WHAT TO WORK ON: Where a line of the material contains the string "localhost", copy that line.

AVAILABLE RECORDS:
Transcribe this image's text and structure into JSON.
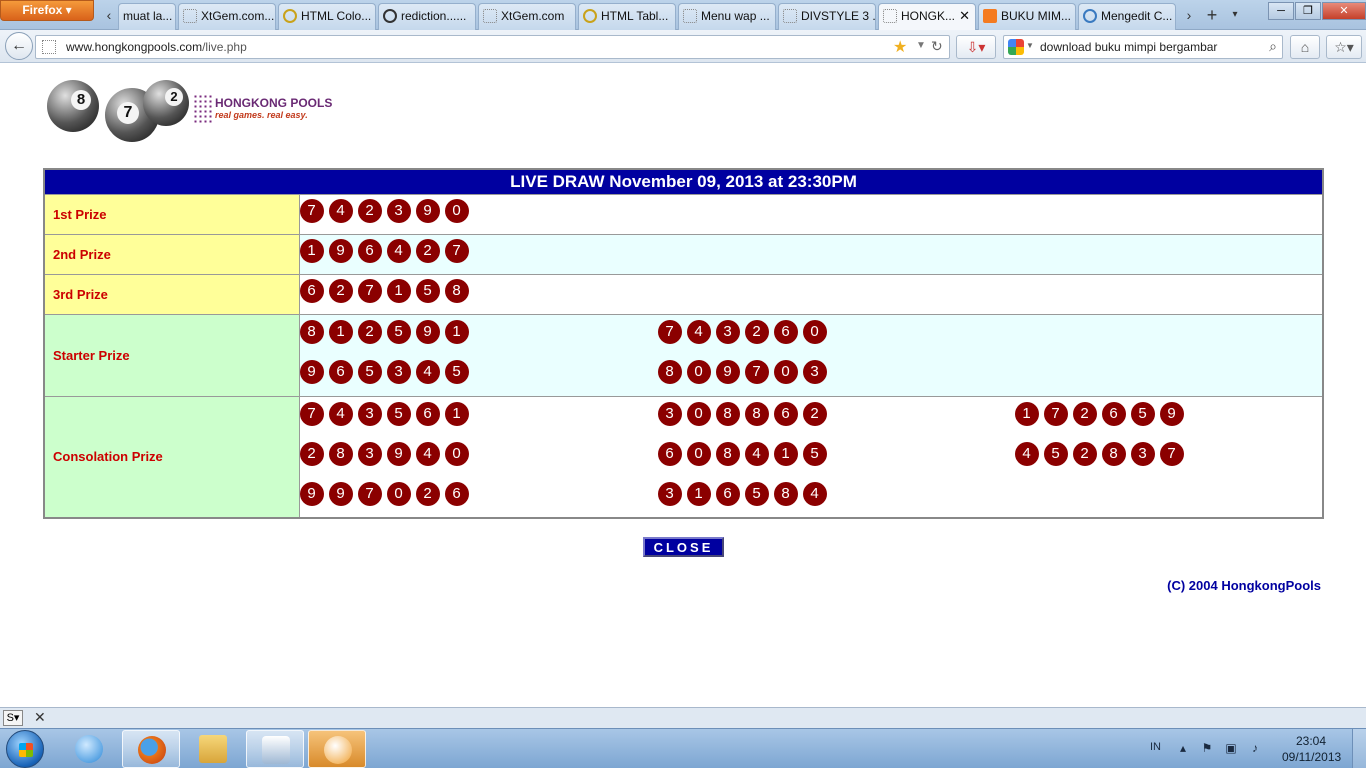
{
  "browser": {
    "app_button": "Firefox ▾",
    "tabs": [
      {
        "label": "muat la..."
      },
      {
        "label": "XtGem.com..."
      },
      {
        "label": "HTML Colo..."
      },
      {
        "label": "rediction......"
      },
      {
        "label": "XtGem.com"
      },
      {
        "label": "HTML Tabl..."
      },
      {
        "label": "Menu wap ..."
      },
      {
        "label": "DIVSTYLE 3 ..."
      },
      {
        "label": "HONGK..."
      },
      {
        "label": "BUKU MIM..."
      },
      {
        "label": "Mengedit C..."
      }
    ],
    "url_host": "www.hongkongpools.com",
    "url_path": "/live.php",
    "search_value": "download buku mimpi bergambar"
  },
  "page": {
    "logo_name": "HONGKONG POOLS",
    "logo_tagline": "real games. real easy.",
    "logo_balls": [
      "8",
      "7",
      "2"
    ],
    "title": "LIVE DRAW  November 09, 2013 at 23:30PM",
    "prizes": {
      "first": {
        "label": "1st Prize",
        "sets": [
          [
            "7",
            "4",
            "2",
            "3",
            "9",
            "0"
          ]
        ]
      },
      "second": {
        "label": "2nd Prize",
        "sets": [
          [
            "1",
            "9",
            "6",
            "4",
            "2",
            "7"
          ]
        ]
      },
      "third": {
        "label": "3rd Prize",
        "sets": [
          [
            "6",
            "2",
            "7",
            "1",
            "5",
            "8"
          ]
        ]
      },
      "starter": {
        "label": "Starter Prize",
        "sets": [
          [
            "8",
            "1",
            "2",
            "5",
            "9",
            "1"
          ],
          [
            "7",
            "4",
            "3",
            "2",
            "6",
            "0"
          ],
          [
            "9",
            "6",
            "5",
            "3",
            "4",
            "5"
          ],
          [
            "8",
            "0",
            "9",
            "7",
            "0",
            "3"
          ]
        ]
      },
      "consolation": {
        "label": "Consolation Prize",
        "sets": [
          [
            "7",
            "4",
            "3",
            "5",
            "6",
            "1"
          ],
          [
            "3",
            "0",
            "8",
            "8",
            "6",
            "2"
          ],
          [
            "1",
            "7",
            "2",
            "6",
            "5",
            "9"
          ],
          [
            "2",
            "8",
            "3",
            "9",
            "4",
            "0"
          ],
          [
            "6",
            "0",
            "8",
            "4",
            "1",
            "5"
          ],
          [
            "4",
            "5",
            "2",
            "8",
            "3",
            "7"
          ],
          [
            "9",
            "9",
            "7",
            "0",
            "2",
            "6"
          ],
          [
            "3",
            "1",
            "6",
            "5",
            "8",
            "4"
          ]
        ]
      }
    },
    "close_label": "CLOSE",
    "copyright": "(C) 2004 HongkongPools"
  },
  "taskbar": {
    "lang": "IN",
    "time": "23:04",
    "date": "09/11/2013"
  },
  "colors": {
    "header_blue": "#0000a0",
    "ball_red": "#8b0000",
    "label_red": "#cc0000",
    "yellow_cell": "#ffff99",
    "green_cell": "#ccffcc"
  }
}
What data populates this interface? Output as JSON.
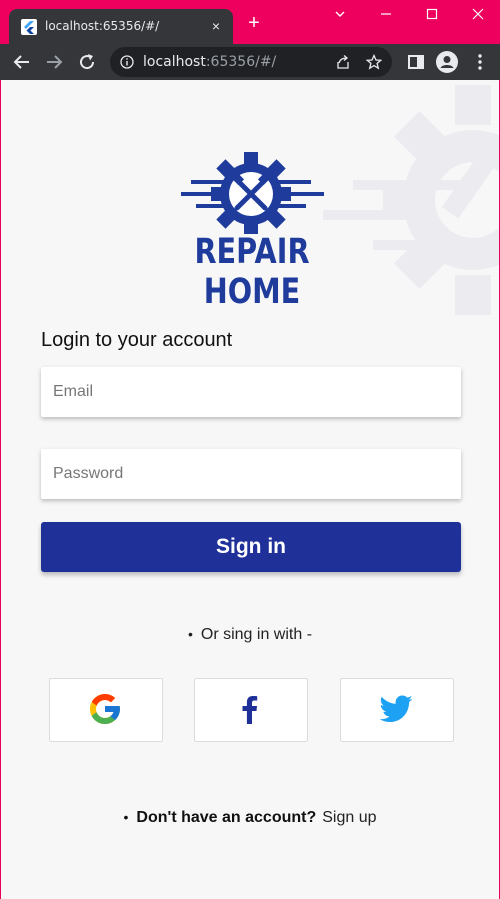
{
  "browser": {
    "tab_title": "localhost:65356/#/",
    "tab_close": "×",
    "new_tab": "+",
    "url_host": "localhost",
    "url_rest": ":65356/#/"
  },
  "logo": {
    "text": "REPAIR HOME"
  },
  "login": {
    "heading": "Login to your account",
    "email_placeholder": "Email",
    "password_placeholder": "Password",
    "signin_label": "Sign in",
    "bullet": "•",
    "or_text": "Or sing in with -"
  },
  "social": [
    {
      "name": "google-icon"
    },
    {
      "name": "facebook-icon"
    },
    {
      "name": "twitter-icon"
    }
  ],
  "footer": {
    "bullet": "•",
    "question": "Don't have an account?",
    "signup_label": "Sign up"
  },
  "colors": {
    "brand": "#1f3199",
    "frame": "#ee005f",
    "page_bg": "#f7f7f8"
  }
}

THE ANSWER:
    "tab_title": "localhost:65356/#/",
    "url_host": "localhost",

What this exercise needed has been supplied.